Instructions for the task
Only the pictures are to be omitted; everything else in the listing must be reproduced exactly.

The records
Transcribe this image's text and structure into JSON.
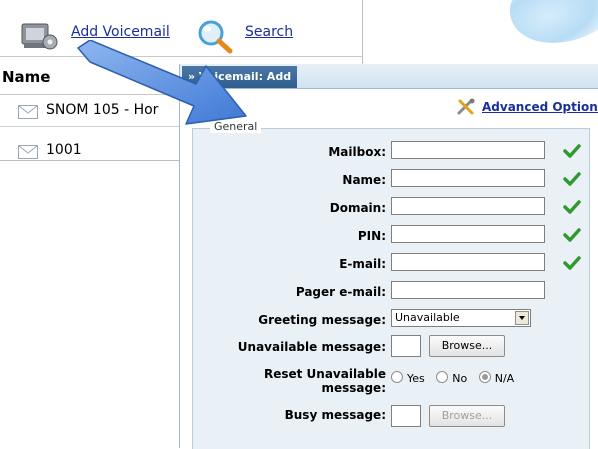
{
  "toolbar": {
    "add_voicemail": "Add Voicemail",
    "search": "Search"
  },
  "list": {
    "column_header": "Name",
    "rows": [
      {
        "label": "SNOM 105 - Hor"
      },
      {
        "label": "1001"
      }
    ]
  },
  "dialog": {
    "title": "» Voicemail: Add",
    "advanced_options": "Advanced Options",
    "legend": "General",
    "fields": {
      "mailbox": {
        "label": "Mailbox:",
        "value": ""
      },
      "name": {
        "label": "Name:",
        "value": ""
      },
      "domain": {
        "label": "Domain:",
        "value": ""
      },
      "pin": {
        "label": "PIN:",
        "value": ""
      },
      "email": {
        "label": "E-mail:",
        "value": ""
      },
      "pager_email": {
        "label": "Pager e-mail:",
        "value": ""
      },
      "greeting_message": {
        "label": "Greeting message:",
        "selected": "Unavailable"
      },
      "unavailable_message": {
        "label": "Unavailable message:",
        "browse": "Browse..."
      },
      "reset_unavailable": {
        "label_line1": "Reset Unavailable",
        "label_line2": "message:",
        "options": [
          "Yes",
          "No",
          "N/A"
        ],
        "selected": "N/A"
      },
      "busy_message": {
        "label": "Busy message:",
        "browse": "Browse..."
      }
    }
  },
  "colors": {
    "link": "#1a2f9a",
    "check_green": "#2e9a2e",
    "arrow_blue": "#5b8fe0",
    "title_blue": "#2f5e8f",
    "fieldset_bg": "#e9f1f7"
  },
  "icons": [
    "add-voicemail-icon",
    "search-icon",
    "envelope-icon",
    "advanced-options-icon",
    "checkmark-icon",
    "dropdown-arrow-icon"
  ]
}
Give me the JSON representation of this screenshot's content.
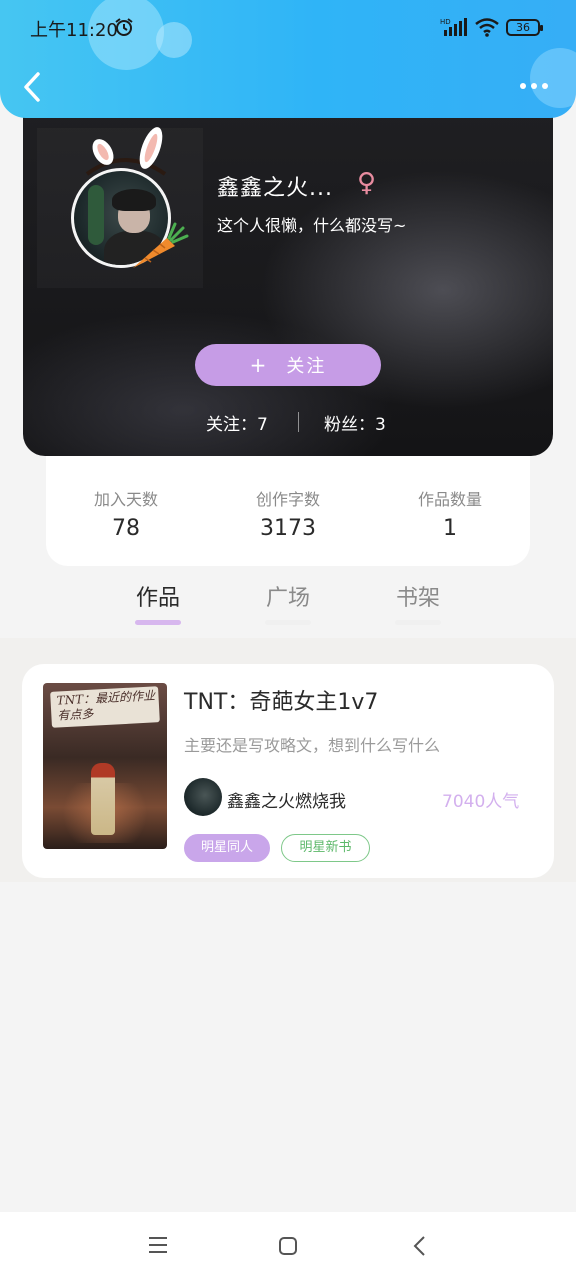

Response box
Transcribe this image's text and structure into JSON.
{
  "toolbar": {
    "add_voicemail": "Add Voicemail",
    "search": "Search"
  },
  "list": {
    "column_header": "Name",
    "rows": [
      {
        "label": "SNOM 105 - Hor"
      },
      {
        "label": "1001"
      }
    ]
  },
  "dialog": {
    "title": "» Voicemail: Add",
    "advanced_options": "Advanced Options",
    "legend": "General",
    "fields": {
      "mailbox": {
        "label": "Mailbox:",
        "value": ""
      },
      "name": {
        "label": "Name:",
        "value": ""
      },
      "domain": {
        "label": "Domain:",
        "value": ""
      },
      "pin": {
        "label": "PIN:",
        "value": ""
      },
      "email": {
        "label": "E-mail:",
        "value": ""
      },
      "pager_email": {
        "label": "Pager e-mail:",
        "value": ""
      },
      "greeting_message": {
        "label": "Greeting message:",
        "selected": "Unavailable"
      },
      "unavailable_message": {
        "label": "Unavailable message:",
        "browse": "Browse..."
      },
      "reset_unavailable": {
        "label_line1": "Reset Unavailable",
        "label_line2": "message:",
        "options": [
          "Yes",
          "No",
          "N/A"
        ],
        "selected": "N/A"
      },
      "busy_message": {
        "label": "Busy message:",
        "browse": "Browse..."
      }
    }
  },
  "colors": {
    "link": "#1a2f9a",
    "check_green": "#2e9a2e",
    "arrow_blue": "#5b8fe0",
    "title_blue": "#2f5e8f",
    "fieldset_bg": "#e9f1f7"
  },
  "icons": [
    "add-voicemail-icon",
    "search-icon",
    "envelope-icon",
    "advanced-options-icon",
    "checkmark-icon",
    "dropdown-arrow-icon"
  ]
}
Give me the JSON representation of this screenshot's content.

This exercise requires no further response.